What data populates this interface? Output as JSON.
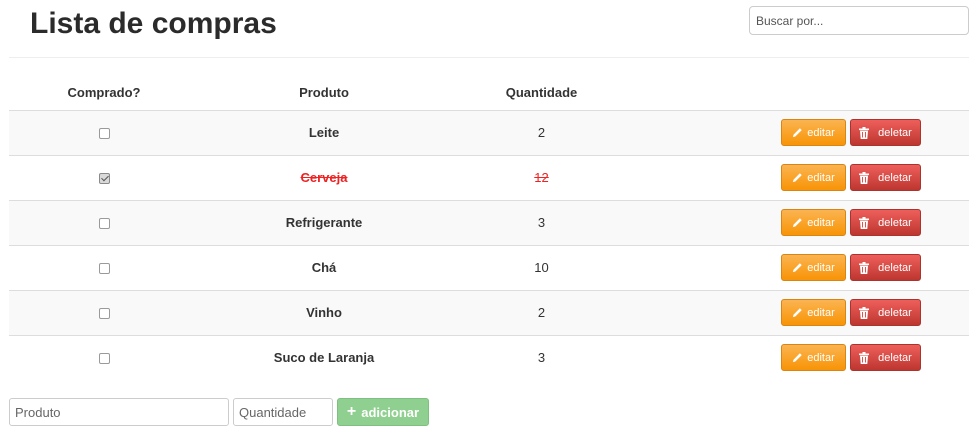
{
  "page": {
    "title": "Lista de compras"
  },
  "search": {
    "placeholder": "Buscar por..."
  },
  "table": {
    "headers": {
      "check": "Comprado?",
      "product": "Produto",
      "quantity": "Quantidade"
    },
    "rows": [
      {
        "product": "Leite",
        "quantity": "2",
        "bought": false
      },
      {
        "product": "Cerveja",
        "quantity": "12",
        "bought": true
      },
      {
        "product": "Refrigerante",
        "quantity": "3",
        "bought": false
      },
      {
        "product": "Chá",
        "quantity": "10",
        "bought": false
      },
      {
        "product": "Vinho",
        "quantity": "2",
        "bought": false
      },
      {
        "product": "Suco de Laranja",
        "quantity": "3",
        "bought": false
      }
    ],
    "edit_label": "editar",
    "delete_label": "deletar"
  },
  "add_form": {
    "product_placeholder": "Produto",
    "quantity_placeholder": "Quantidade",
    "add_label": "adicionar"
  },
  "colors": {
    "edit": "#f89406",
    "delete": "#bd362f",
    "add": "#8fcf8f",
    "done_text": "#ee2222"
  },
  "icons": {
    "edit": "pencil-icon",
    "delete": "trash-icon",
    "add": "plus-icon"
  }
}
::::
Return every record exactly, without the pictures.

What data populates this interface? Output as JSON.
{
  "page": {
    "title": "Lista de compras"
  },
  "search": {
    "placeholder": "Buscar por..."
  },
  "table": {
    "headers": {
      "check": "Comprado?",
      "product": "Produto",
      "quantity": "Quantidade"
    },
    "rows": [
      {
        "product": "Leite",
        "quantity": "2",
        "bought": false
      },
      {
        "product": "Cerveja",
        "quantity": "12",
        "bought": true
      },
      {
        "product": "Refrigerante",
        "quantity": "3",
        "bought": false
      },
      {
        "product": "Chá",
        "quantity": "10",
        "bought": false
      },
      {
        "product": "Vinho",
        "quantity": "2",
        "bought": false
      },
      {
        "product": "Suco de Laranja",
        "quantity": "3",
        "bought": false
      }
    ],
    "edit_label": "editar",
    "delete_label": "deletar"
  },
  "add_form": {
    "product_placeholder": "Produto",
    "quantity_placeholder": "Quantidade",
    "add_label": "adicionar"
  },
  "colors": {
    "edit": "#f89406",
    "delete": "#bd362f",
    "add": "#8fcf8f",
    "done_text": "#ee2222"
  },
  "icons": {
    "edit": "pencil-icon",
    "delete": "trash-icon",
    "add": "plus-icon"
  }
}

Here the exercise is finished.